For instance, Gano Haine (Eco-Quest) sees herself as a storyteller. This designer for Sierra says she lived in her imagination from the time she was a little girl. Her natural knack for storytelling, a background in theater, and a passion for improvisation make her designs like fantasy and fairy tales.
Merging Cinema with Verity
F.J. Lennon (Challenge of the Five Realms, MegaTraveler II and III, Guardians of Infinity), producer for MicroProse Greensburg (formerly Paragon Software), is concerned with developing story lines and creating predictable characters. "People enjoy the games themselves, but they're demanding a cinematic side," he says.
While designers theoretically play the biggest roles, a game's personality has strong links to the company that produces it--especially if it's created in-house. According to Jerry Wolosenko, Psygnosis's CEO for North America, straight-laced executives are less inclined to take risks, while creative types are more willing to dabble in the avant-garde. Business types are also more likely to enforce design guidelines that some say seem more like fill-in-the blanks than anything else. The end result, says one designer, is one game made ten different ways--only embellished with new characters and settings. He likens the situation to being a new writer in Hollywood who expects creative freedom when he writes his first script, but instead is told how each and every one of his characters should act.
Hits and Masses
However, formula-driven spinoffs of current games are what people are buying, meaning those games have greater chances of making it to stores. And since people tend to buy what they know, ideas that don't fit a given niche are a bigger risk. In addition, it's hard to communicate abstract ideas to others. If designers can't pitch their ideas in a language executives can understand, companies aren't likely to back the idea financially, says Reiche.
Although the majority of companies choose to produce "safer" games, Crawford thinks that extreme caution only hurts the industry in the long run. Producing categorically correct games puts the industry in a rut, he says. The chain only breaks, he adds, when someone--usually a freelancer--comes out with a game that defies all the rules, one that doesn't match what's on the market. Companies run out to copy the game, another category is born, and the process starts all over again.

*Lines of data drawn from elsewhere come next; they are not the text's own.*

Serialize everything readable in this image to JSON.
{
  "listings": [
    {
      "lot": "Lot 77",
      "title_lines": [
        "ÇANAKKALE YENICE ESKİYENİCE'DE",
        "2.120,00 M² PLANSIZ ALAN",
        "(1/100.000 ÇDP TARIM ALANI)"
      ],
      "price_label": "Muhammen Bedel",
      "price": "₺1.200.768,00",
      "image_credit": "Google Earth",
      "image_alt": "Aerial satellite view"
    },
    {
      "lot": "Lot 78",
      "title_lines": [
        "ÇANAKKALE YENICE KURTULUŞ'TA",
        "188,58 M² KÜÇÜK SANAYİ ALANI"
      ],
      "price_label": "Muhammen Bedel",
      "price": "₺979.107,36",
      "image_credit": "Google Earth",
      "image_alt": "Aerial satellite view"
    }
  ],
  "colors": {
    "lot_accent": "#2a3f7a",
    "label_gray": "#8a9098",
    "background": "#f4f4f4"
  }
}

In order to step out the rut, he says, the industry needs to stop being afraid of innovation. But when the realities are considered, few companies want to risk losing thousands of dollars for the sake of design as an art.
However, Lennon adds, there's still the industry has matured, and we're going to have to take risks in order to advance."
Designers are forced to balance reality with the fantasies they want to create--a task requiring quite a mix of skills. "They have to be passionate about games in general... and be passionate about people having fun," says Bishop. They must also have enough imagination, he says, to envision what it's like to play the game after reading about it on paper. "And they must be able to temper their creative juices with commercial reality." But for David Bradley (Wizardry V: Heart of the Maelstrom, Wizardry: Bane of the Cosmic Forge, Wizardry: Crusaders of the Dark Savant, Parthian Kings), an independent designer who publishes primarily with Sir-Tech Software, the bottom line is even simpler: "The two main ingredients for a good designer are inspiration and insanity." You have to be insane, he says, to put up with game designing in a public light as opposed to keeping it as a hobby.